* **Entries taken from a collection**:
◇ ◇ ◇ ◇ ◇

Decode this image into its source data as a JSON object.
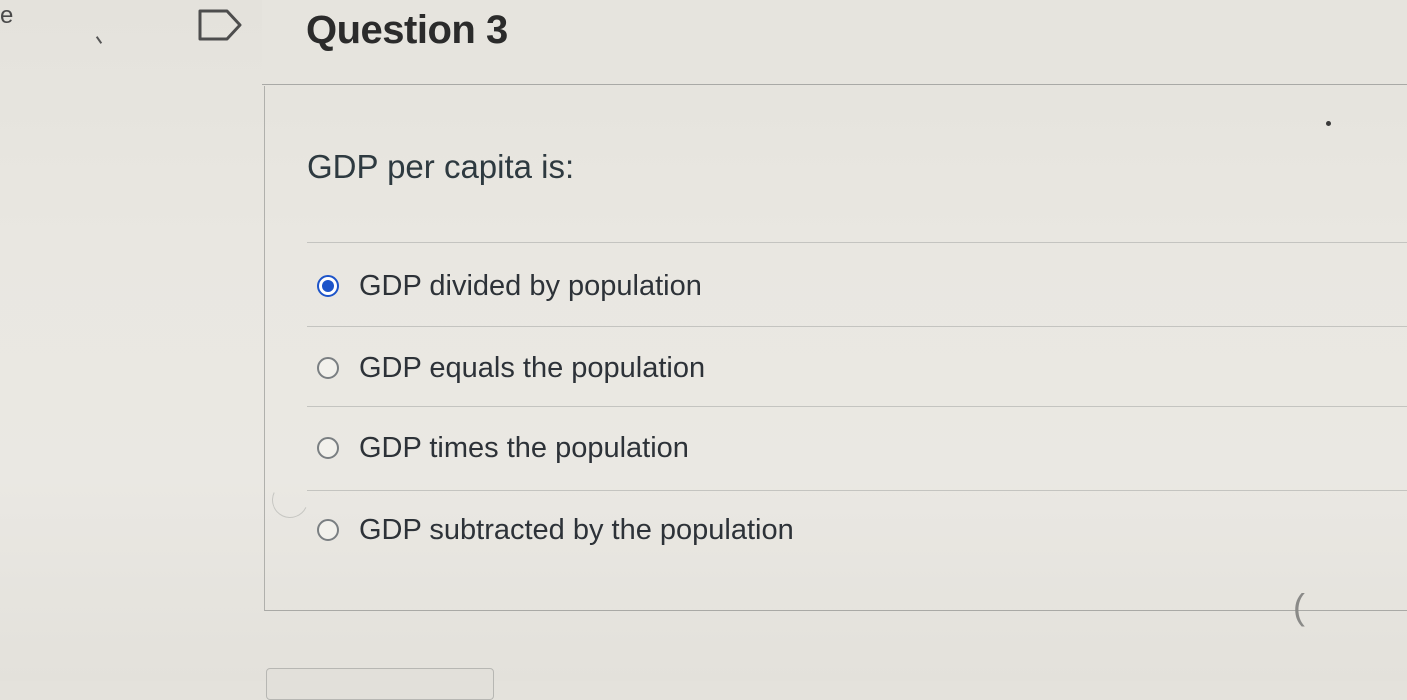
{
  "edge_text": "e",
  "question": {
    "title": "Question 3",
    "text": "GDP per capita is:",
    "flag_icon": "flag-outline-icon"
  },
  "answers": [
    {
      "label": "GDP divided by population",
      "selected": true
    },
    {
      "label": "GDP equals the population",
      "selected": false
    },
    {
      "label": "GDP times the population",
      "selected": false
    },
    {
      "label": "GDP subtracted by the population",
      "selected": false
    }
  ],
  "colors": {
    "selected_radio": "#1d54c9",
    "text": "#2d3238",
    "background": "#e9e7e1"
  }
}
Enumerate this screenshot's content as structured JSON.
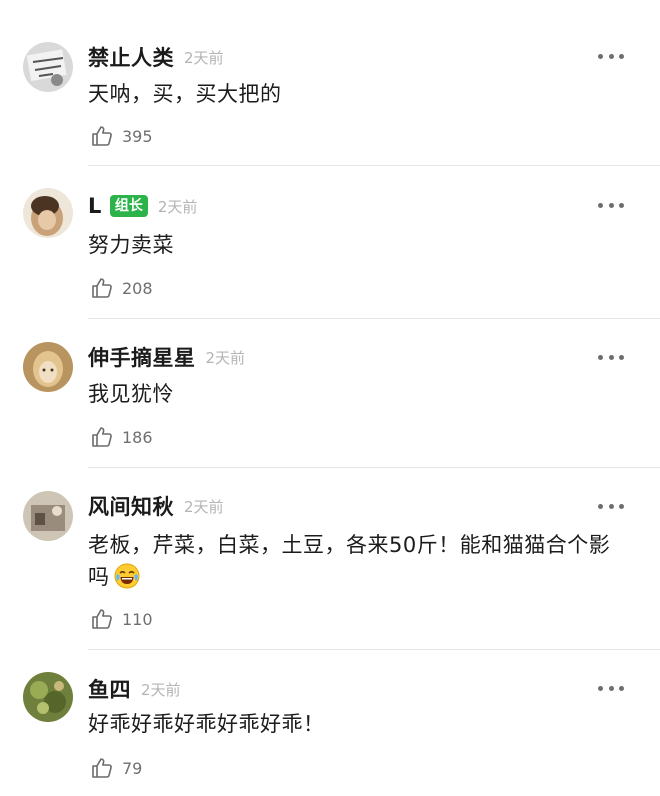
{
  "comments": [
    {
      "username": "禁止人类",
      "badge": "",
      "time": "2天前",
      "content": "天呐，买，买大把的",
      "likes": "395",
      "avatar_color": "#c9c9c9"
    },
    {
      "username": "L",
      "badge": "组长",
      "time": "2天前",
      "content": "努力卖菜",
      "likes": "208",
      "avatar_color": "#d8c3a8"
    },
    {
      "username": "伸手摘星星",
      "badge": "",
      "time": "2天前",
      "content": "我见犹怜",
      "likes": "186",
      "avatar_color": "#caa56e"
    },
    {
      "username": "风间知秋",
      "badge": "",
      "time": "2天前",
      "content": "老板，芹菜，白菜，土豆，各来50斤！能和猫猫合个影吗",
      "likes": "110",
      "avatar_color": "#b8ac9d"
    },
    {
      "username": "鱼四",
      "badge": "",
      "time": "2天前",
      "content": "好乖好乖好乖好乖好乖！",
      "likes": "79",
      "avatar_color": "#7a8a45"
    }
  ],
  "icons": {
    "more": "more-dots-icon",
    "like": "thumbs-up-icon",
    "emoji": "laughing-crying-emoji"
  },
  "colors": {
    "badge_green": "#2cb34a",
    "timestamp_gray": "#b4b4b4",
    "divider": "#e6e6e6"
  }
}
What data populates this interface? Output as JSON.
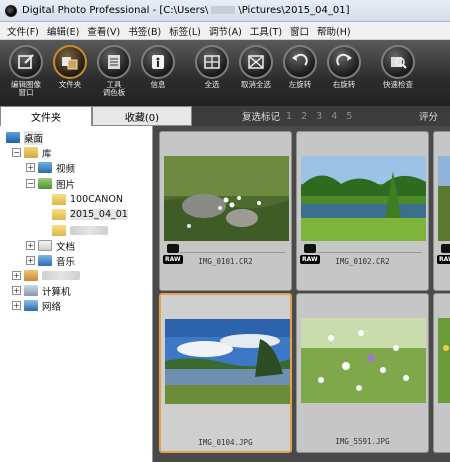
{
  "window": {
    "title": "Digital Photo Professional - [C:\\Users\\",
    "title_path": "\\Pictures\\2015_04_01]"
  },
  "menu": [
    "文件(F)",
    "编辑(E)",
    "查看(V)",
    "书签(B)",
    "标签(L)",
    "调节(A)",
    "工具(T)",
    "窗口",
    "帮助(H)"
  ],
  "toolbar": [
    {
      "label": "编辑图像\n窗口",
      "icon": "edit-image-window-icon"
    },
    {
      "label": "文件夹",
      "icon": "folder-icon",
      "active": true
    },
    {
      "label": "工具\n调色板",
      "icon": "tool-palette-icon"
    },
    {
      "label": "信息",
      "icon": "info-icon"
    },
    {
      "label": "全选",
      "icon": "select-all-icon"
    },
    {
      "label": "取消全选",
      "icon": "clear-all-icon"
    },
    {
      "label": "左旋转",
      "icon": "rotate-left-icon"
    },
    {
      "label": "右旋转",
      "icon": "rotate-right-icon"
    },
    {
      "label": "快速检查",
      "icon": "quick-check-icon"
    }
  ],
  "tabs": {
    "folder": "文件夹",
    "bookmark": "收藏(0)"
  },
  "filter": {
    "checkmark_label": "复选标记",
    "checkmarks": "1 2 3 4 5",
    "rating_label": "评分"
  },
  "tree": {
    "desktop": "桌面",
    "library": "库",
    "video": "视频",
    "pictures": "图片",
    "folder_canon": "100CANON",
    "folder_date": "2015_04_01",
    "documents": "文档",
    "music": "音乐",
    "computer": "计算机",
    "network": "网络"
  },
  "thumbnails": [
    {
      "filename": "IMG_0101.CR2",
      "raw": "RAW"
    },
    {
      "filename": "IMG_0102.CR2",
      "raw": "RAW"
    },
    {
      "filename": "",
      "raw": "RAW"
    },
    {
      "filename": "IMG_0104.JPG"
    },
    {
      "filename": "IMG_5591.JPG"
    }
  ],
  "colors": {
    "toolbar_bg": "#2c2c2c",
    "selection_border": "#e0a24a",
    "grid_bg": "#4a4a4a"
  }
}
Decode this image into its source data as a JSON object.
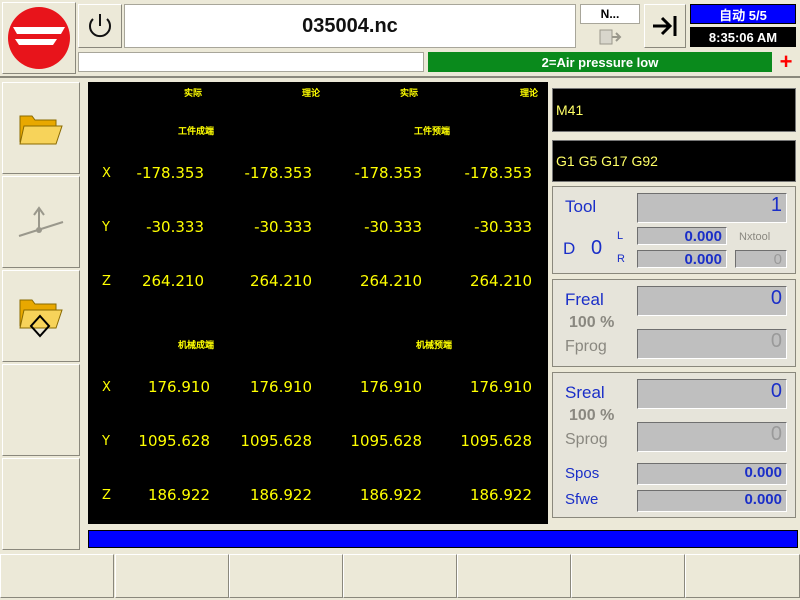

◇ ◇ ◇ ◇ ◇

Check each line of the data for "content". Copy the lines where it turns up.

Enumerate this screenshot's content as structured JSON.
      "content": "天呐，买，买大把的",
      "content": "努力卖菜",
      "content": "我见犹怜",
      "content": "老板，芹菜，白菜，土豆，各来50斤！能和猫猫合个影吗",
      "content": "好乖好乖好乖好乖好乖！",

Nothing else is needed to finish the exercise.